Pictured in the centre are, from left, Trelawny, Hunt, and Byron
Death by Drowning of Percy Bysshe Shelley
8 July 1822
Just a month before his 30th birthday, Romantic poet, Percy Shelley, drowned in a sudden storm in the Gulf of Spezia. Husband to Mary Shelley, inventor of the science fiction genre and daughter of Mary Wollstonecraft, author of A Vindication of the Rights of Woman, Percy Shelley had managed to pack an impressive amount of unconventional life into his 29 years.

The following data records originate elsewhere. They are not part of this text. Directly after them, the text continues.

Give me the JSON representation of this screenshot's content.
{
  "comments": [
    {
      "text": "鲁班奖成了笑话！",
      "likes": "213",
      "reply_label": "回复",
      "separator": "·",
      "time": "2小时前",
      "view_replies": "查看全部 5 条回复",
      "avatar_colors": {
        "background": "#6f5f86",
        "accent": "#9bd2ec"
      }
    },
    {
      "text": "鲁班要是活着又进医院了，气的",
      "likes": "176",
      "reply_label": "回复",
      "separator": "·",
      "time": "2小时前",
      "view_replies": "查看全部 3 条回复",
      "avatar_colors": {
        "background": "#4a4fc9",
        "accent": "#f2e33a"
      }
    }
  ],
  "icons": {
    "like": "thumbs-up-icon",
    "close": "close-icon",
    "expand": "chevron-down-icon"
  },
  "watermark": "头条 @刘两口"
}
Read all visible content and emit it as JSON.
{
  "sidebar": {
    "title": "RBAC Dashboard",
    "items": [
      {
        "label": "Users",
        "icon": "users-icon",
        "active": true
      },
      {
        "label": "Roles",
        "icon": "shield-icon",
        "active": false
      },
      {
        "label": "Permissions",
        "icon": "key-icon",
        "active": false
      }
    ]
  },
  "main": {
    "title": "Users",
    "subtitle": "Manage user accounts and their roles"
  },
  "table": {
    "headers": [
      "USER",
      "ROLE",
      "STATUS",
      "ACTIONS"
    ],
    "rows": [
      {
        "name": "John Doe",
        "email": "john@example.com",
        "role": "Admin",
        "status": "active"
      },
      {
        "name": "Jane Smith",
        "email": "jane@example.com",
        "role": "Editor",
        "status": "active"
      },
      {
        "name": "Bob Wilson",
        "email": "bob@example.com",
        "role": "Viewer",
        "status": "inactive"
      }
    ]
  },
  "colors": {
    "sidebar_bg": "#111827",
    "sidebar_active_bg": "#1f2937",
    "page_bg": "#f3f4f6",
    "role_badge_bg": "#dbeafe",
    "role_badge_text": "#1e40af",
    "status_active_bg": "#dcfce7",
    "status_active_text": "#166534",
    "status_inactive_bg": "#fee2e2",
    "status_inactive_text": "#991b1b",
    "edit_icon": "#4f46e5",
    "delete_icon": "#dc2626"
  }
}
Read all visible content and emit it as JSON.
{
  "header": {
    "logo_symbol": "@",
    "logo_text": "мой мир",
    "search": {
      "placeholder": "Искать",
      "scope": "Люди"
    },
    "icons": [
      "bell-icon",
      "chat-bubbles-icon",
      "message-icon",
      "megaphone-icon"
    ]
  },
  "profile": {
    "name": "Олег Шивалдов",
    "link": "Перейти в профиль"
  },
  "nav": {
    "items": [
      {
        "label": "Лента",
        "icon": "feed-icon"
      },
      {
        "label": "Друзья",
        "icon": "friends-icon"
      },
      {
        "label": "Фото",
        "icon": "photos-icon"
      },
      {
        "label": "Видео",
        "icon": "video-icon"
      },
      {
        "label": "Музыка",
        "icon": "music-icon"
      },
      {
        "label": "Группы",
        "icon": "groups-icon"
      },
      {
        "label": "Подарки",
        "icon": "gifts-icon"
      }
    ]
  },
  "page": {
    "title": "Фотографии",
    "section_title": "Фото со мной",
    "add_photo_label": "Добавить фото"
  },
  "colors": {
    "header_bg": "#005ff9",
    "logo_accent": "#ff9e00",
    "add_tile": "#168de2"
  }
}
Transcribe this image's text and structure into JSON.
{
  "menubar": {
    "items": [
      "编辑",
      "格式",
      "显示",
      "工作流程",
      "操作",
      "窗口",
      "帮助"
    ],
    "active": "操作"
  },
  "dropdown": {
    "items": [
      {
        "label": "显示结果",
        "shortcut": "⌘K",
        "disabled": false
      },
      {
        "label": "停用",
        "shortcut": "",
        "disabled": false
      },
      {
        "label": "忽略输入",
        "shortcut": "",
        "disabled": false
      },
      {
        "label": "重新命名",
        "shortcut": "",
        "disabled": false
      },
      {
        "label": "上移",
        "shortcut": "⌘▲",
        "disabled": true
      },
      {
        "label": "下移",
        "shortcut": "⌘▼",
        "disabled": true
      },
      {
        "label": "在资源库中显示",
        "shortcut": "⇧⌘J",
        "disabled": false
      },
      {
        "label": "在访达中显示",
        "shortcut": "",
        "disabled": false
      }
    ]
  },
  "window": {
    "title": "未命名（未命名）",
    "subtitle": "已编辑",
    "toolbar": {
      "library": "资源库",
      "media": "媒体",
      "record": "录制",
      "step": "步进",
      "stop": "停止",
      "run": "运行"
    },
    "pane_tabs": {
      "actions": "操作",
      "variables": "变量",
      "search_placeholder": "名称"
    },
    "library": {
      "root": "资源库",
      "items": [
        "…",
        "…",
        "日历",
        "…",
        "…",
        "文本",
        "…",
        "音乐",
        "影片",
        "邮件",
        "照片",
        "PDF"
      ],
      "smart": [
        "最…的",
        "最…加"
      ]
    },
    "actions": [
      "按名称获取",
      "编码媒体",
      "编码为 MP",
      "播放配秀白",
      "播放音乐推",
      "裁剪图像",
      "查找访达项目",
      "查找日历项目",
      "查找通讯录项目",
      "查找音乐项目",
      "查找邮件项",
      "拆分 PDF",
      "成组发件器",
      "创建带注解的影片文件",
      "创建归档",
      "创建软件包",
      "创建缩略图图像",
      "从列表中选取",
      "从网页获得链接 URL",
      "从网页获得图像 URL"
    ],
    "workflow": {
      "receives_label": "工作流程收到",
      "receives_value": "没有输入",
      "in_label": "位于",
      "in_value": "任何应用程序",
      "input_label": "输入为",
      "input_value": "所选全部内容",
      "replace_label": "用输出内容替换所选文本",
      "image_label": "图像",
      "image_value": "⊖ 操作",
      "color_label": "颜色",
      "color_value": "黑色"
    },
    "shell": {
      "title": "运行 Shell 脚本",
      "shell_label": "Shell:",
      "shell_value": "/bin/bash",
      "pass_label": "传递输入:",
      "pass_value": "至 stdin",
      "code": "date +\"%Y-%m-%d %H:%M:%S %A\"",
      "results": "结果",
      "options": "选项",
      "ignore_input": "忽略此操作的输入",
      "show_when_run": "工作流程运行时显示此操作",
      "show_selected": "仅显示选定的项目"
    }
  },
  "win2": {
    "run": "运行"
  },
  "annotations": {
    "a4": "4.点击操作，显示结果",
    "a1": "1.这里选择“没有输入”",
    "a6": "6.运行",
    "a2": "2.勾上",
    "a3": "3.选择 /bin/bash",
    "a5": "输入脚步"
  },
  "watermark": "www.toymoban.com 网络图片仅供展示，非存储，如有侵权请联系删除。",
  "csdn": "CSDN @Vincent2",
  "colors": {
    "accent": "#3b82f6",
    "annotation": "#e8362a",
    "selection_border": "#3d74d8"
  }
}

He was famously expelled from University College, Oxford on 25 March 1811, for the publishing of a pamphlet, The Necessity of Atheism, under the impenetrable pseudonym ‘by a gentleman of the University of Oxford.’ This was not forgotten on the announcement of his death. When the news reached England, the Tory newspaper The Courier commented: “Shelley, the writer of some infidel poetry, has been drowned; now he knows whether there is God or no.” Shelley’s friend, Lord Byron, was kinder, commentated “I never met a man who wasn't a beast in comparison to him”, which is high praise from Byron who had few good words for anyone.